Here’s the great news: notice how I said “clan” and “circle of friends.” You don’t have to be best friends with Apatow or Franco, you just need to know their interns or assistants or other people they trust. Because the name of the game is getting champions of your writing. If an intern for a high powered producer reads and loves your script, and believes wholeheartedly that This Is The Next Big Thing, he’ll lobby hard to get his boss to read it. He or she will fight for you, and for the script. Why? Well, frankly it makes them look good to their bosses that they found the material, and they can parlay that into more opportunities for themselves. Many an assistant at an agent’s desk got promoted for being able to find talent – and many an intern has gotten associate producer credits from bringing in a script. So as long as you have a champion – at any level in the company – in your corner, you’re ahead of the game.
As a side note, this can even include personal assistants (or hair dressers, etc. – I’m looking at you Jon Peters). One of my favorite examples is how producer Matt Alvarez got his start in the business – as a personal assistant. And now he’s a well-known producer with tons of credits under his belt and an eye for good scripts. So the good news is, basically anybody who knows somebody can be your champion…..”
Greatest Speech Ever Made: Charlie Chaplin
#screenwriting #film #humanity
#screenplay #film #screenwriting
“A couple of weeks ago, you guys got to choose from ten loglines to determine which script should be reviewed for Amateur Friday. Today’s script finished in second place!
NEW Amateur Friday Submission Process: To submit your script for an Amateur Review, send in a PDF of your script, a PDF of the first ten pages of your script, your title, genre, logline, and finally, why I should read your script.
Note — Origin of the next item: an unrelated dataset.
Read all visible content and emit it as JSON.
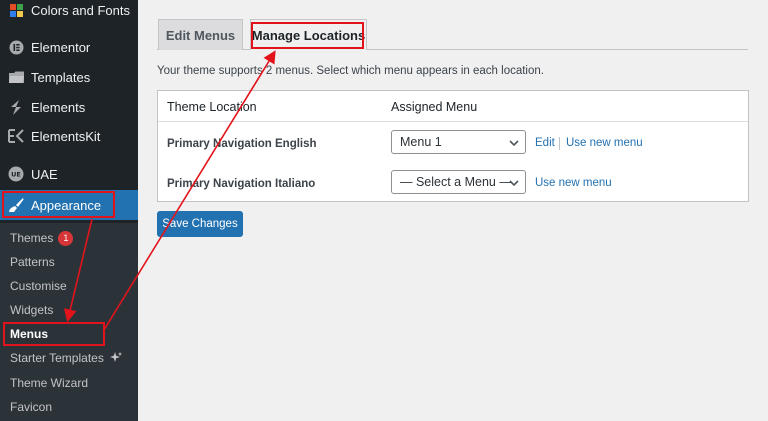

Use my submission address please: Carsonreeves3@gmail.com. Your script and “first ten” will be posted. If you’re nervous about the effect of a bad review, feel free to use an alias name and/or title. It’s a good idea to resubmit every couple of weeks so your submission stays near the top.
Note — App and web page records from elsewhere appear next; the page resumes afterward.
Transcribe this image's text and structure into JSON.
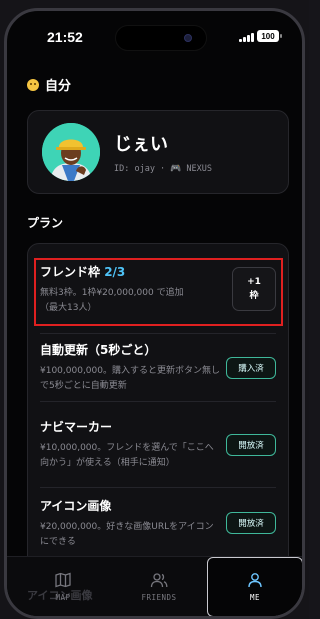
{
  "status_bar": {
    "time": "21:52",
    "battery": "100"
  },
  "self_section": {
    "icon": "smiley-face-icon",
    "title": "自分"
  },
  "profile": {
    "name": "じぇい",
    "id_text": "ID: ojay ·",
    "team_icon": "gamepad-icon",
    "team": "NEXUS"
  },
  "plan_section": {
    "title": "プラン"
  },
  "plans": [
    {
      "title": "フレンド枠",
      "count": "2/3",
      "desc_line1": "無料3枠。1枠¥20,000,000 で追加",
      "desc_line2": "（最大13人）",
      "button_line1": "+1",
      "button_line2": "枠"
    },
    {
      "title": "自動更新（5秒ごと）",
      "desc": "¥100,000,000。購入すると更新ボタン無しで5秒ごとに自動更新",
      "button": "購入済"
    },
    {
      "title": "ナビマーカー",
      "desc": "¥10,000,000。フレンドを選んで「ここへ向かう」が使える（相手に通知）",
      "button": "開放済"
    },
    {
      "title": "アイコン画像",
      "desc": "¥20,000,000。好きな画像URLをアイコンにできる",
      "button": "開放済"
    }
  ],
  "behind_tabbar_text": "アイコン画像",
  "tabs": [
    {
      "label": "MAP",
      "icon": "map-icon",
      "active": false
    },
    {
      "label": "FRIENDS",
      "icon": "people-icon",
      "active": false
    },
    {
      "label": "ME",
      "icon": "person-icon",
      "active": true
    }
  ],
  "colors": {
    "accent_count": "#4fc3f7",
    "highlight": "#e02020",
    "owned_border": "#3fb89a"
  }
}
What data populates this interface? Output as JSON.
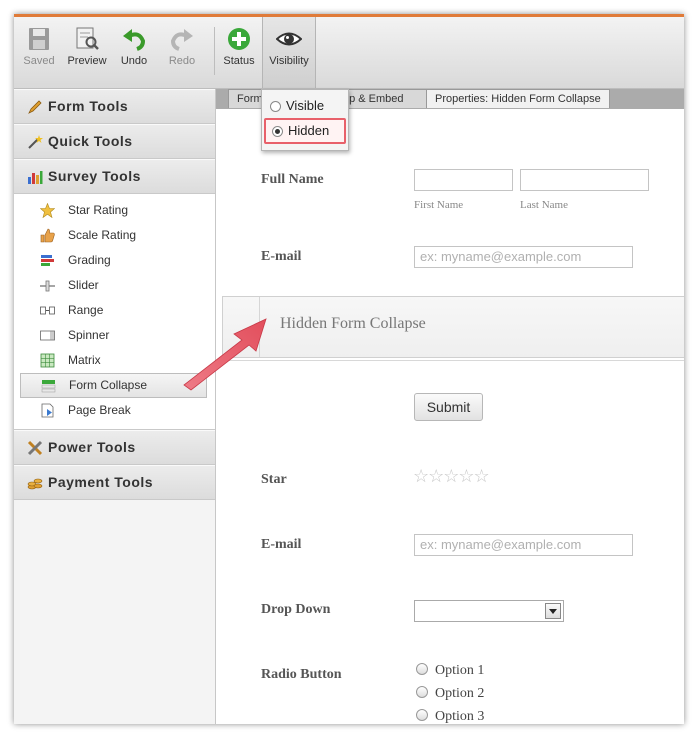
{
  "toolbar": {
    "saved_label": "Saved",
    "preview_label": "Preview",
    "undo_label": "Undo",
    "redo_label": "Redo",
    "status_label": "Status",
    "visibility_label": "Visibility"
  },
  "visibility_menu": {
    "visible_label": "Visible",
    "hidden_label": "Hidden",
    "selected": "Hidden"
  },
  "sidebar": {
    "categories": {
      "form_tools": "Form Tools",
      "quick_tools": "Quick Tools",
      "survey_tools": "Survey Tools",
      "power_tools": "Power Tools",
      "payment_tools": "Payment Tools"
    },
    "survey_items": [
      "Star Rating",
      "Scale Rating",
      "Grading",
      "Slider",
      "Range",
      "Spinner",
      "Matrix",
      "Form Collapse",
      "Page Break"
    ],
    "selected_item": "Form Collapse"
  },
  "tabs": {
    "tab1": "Form",
    "tab2": "up & Embed",
    "tab3": "Properties: Hidden Form Collapse"
  },
  "form": {
    "full_name_label": "Full Name",
    "first_name_sub": "First Name",
    "last_name_sub": "Last Name",
    "email_label": "E-mail",
    "email_placeholder": "ex: myname@example.com",
    "collapse_title": "Hidden Form Collapse",
    "submit_label": "Submit",
    "star_label": "Star",
    "stars": "☆☆☆☆☆",
    "email2_label": "E-mail",
    "email2_placeholder": "ex: myname@example.com",
    "dropdown_label": "Drop Down",
    "radio_label": "Radio Button",
    "radio_options": [
      "Option 1",
      "Option 2",
      "Option 3"
    ]
  },
  "colors": {
    "accent": "#e07b39",
    "highlight": "#e8606a",
    "arrow": "#e8606a"
  }
}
Genre: Romantic Comedy
Premise: When a burgeoning composer hits his head, he begins to hear his life’s soundtrack; a soundtrack that is prompting and pushing him back to his ex-fiance. But will he follow the guidance of the music?
About: Last week I held a mini-competition for 10 amateur Friday submissions and let you guys pick your favorite loglines. Soundtrack finished second, but when the first 10 pages of the Top 3 vote-getters were posted, Soundtrack received the best response of the bunch. Don’t worry, I’m not shafting the winner, Breathwork.
Source: American Cinema: 1960-Present
#screenwriting #film #writing
“Personal paranoia plays a large role throughout the entirety of Jonathan Demme’s The Silence of the Lambs, especially as it relates to gender. There is often music when Clarice and Hannibal speak, however each of them seems to have a different instrument assigned as their own. Often times, when Clarice speaks, we hear strings, yet when Hannibal speaks, we hear much lower tones of brass instruments. Often times, as tension builds, we are led into the scene by minor, dissonant music, which inevitably cuts to silence at some point. Furthermore, whenever Clarice travels to a more “small town” landscape, a different type of music, perhaps more subdued and melancholy, is introduced. When Hannibal and Clarice speak about Clarice’s past in the prison, the conversation begins with, I think, timpani whenever Clarice speaks, and brass whenever Hannibal does. However as the exchange and editing get more and more rapid, the instruments blend into one instrumental piece. The low tones for Hannibal whenever he is onscreen keep us constantly on edge….”